Required work -> Without changing a thing, reproduce the entire listing and leave out its pictures.
▬▬▬▬▬▬▬▬▬▬
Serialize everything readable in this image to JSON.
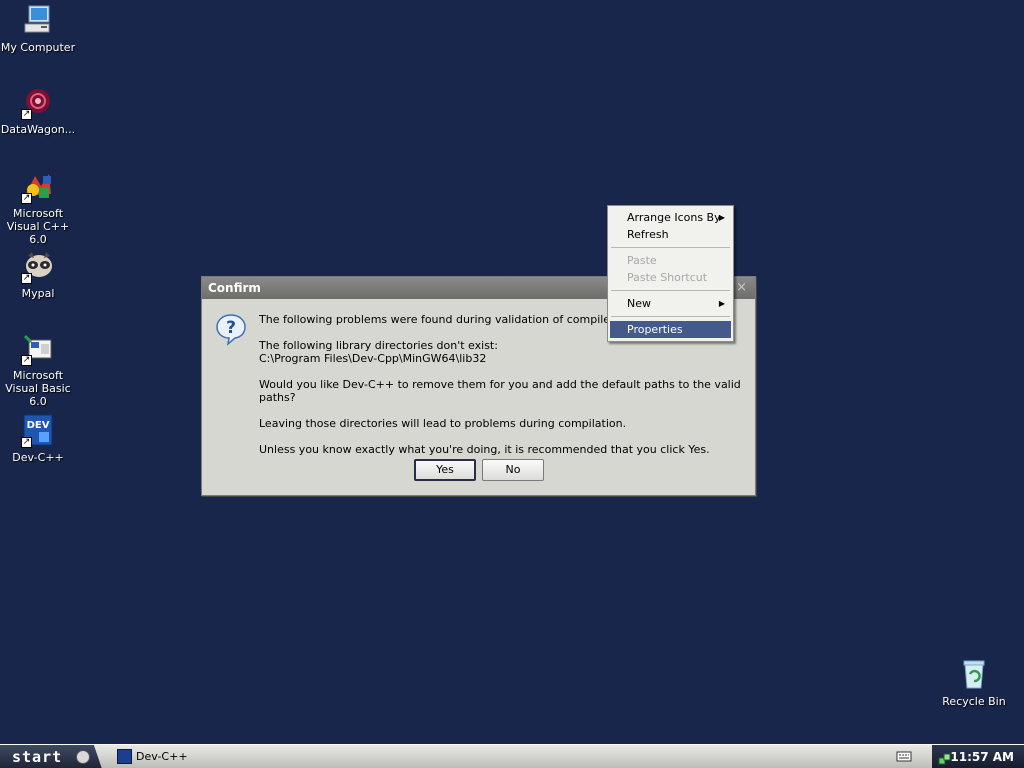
{
  "desktop": {
    "icons": [
      {
        "label": "My Computer",
        "icon": "my-computer-icon"
      },
      {
        "label": "DataWagon...",
        "icon": "datawagon-icon"
      },
      {
        "label": "Microsoft Visual C++ 6.0",
        "icon": "visual-cpp-icon"
      },
      {
        "label": "Mypal",
        "icon": "mypal-icon"
      },
      {
        "label": "Microsoft Visual Basic 6.0",
        "icon": "visual-basic-icon"
      },
      {
        "label": "Dev-C++",
        "icon": "dev-cpp-icon"
      },
      {
        "label": "Recycle Bin",
        "icon": "recycle-bin-icon"
      }
    ],
    "background_color": "#17264a"
  },
  "dialog": {
    "title": "Confirm",
    "close_glyph": "×",
    "icon": "question-icon",
    "line1": "The following problems were found during validation of compiler set \"TDM",
    "line1_tail": "\":",
    "line2a": "The following library directories don't exist:",
    "line2b": "C:\\Program Files\\Dev-Cpp\\MinGW64\\lib32",
    "line3": "Would you like Dev-C++ to remove them for you and add the default paths to the valid paths?",
    "line4": "Leaving those directories will lead to problems during compilation.",
    "line5": "Unless you know exactly what you're doing, it is recommended that you click Yes.",
    "yes_label": "Yes",
    "no_label": "No"
  },
  "context_menu": {
    "arrange_icons": "Arrange Icons By",
    "refresh": "Refresh",
    "paste": "Paste",
    "paste_shortcut": "Paste Shortcut",
    "new": "New",
    "properties": "Properties",
    "submenu_arrow": "▶",
    "highlight_color": "#445a8a"
  },
  "taskbar": {
    "start_label": "start",
    "task_label": "Dev-C++",
    "clock": "11:57 AM"
  }
}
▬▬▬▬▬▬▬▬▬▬
Result of this exercise ->
Serialize everything readable in this image to JSON.
{
  "desktop": {
    "icons": [
      {
        "label": "My Computer",
        "icon": "my-computer-icon"
      },
      {
        "label": "DataWagon...",
        "icon": "datawagon-icon"
      },
      {
        "label": "Microsoft Visual C++ 6.0",
        "icon": "visual-cpp-icon"
      },
      {
        "label": "Mypal",
        "icon": "mypal-icon"
      },
      {
        "label": "Microsoft Visual Basic 6.0",
        "icon": "visual-basic-icon"
      },
      {
        "label": "Dev-C++",
        "icon": "dev-cpp-icon"
      },
      {
        "label": "Recycle Bin",
        "icon": "recycle-bin-icon"
      }
    ],
    "background_color": "#17264a"
  },
  "dialog": {
    "title": "Confirm",
    "close_glyph": "×",
    "icon": "question-icon",
    "line1": "The following problems were found during validation of compiler set \"TDM",
    "line1_tail": "\":",
    "line2a": "The following library directories don't exist:",
    "line2b": "C:\\Program Files\\Dev-Cpp\\MinGW64\\lib32",
    "line3": "Would you like Dev-C++ to remove them for you and add the default paths to the valid paths?",
    "line4": "Leaving those directories will lead to problems during compilation.",
    "line5": "Unless you know exactly what you're doing, it is recommended that you click Yes.",
    "yes_label": "Yes",
    "no_label": "No"
  },
  "context_menu": {
    "arrange_icons": "Arrange Icons By",
    "refresh": "Refresh",
    "paste": "Paste",
    "paste_shortcut": "Paste Shortcut",
    "new": "New",
    "properties": "Properties",
    "submenu_arrow": "▶",
    "highlight_color": "#445a8a"
  },
  "taskbar": {
    "start_label": "start",
    "task_label": "Dev-C++",
    "clock": "11:57 AM"
  }
}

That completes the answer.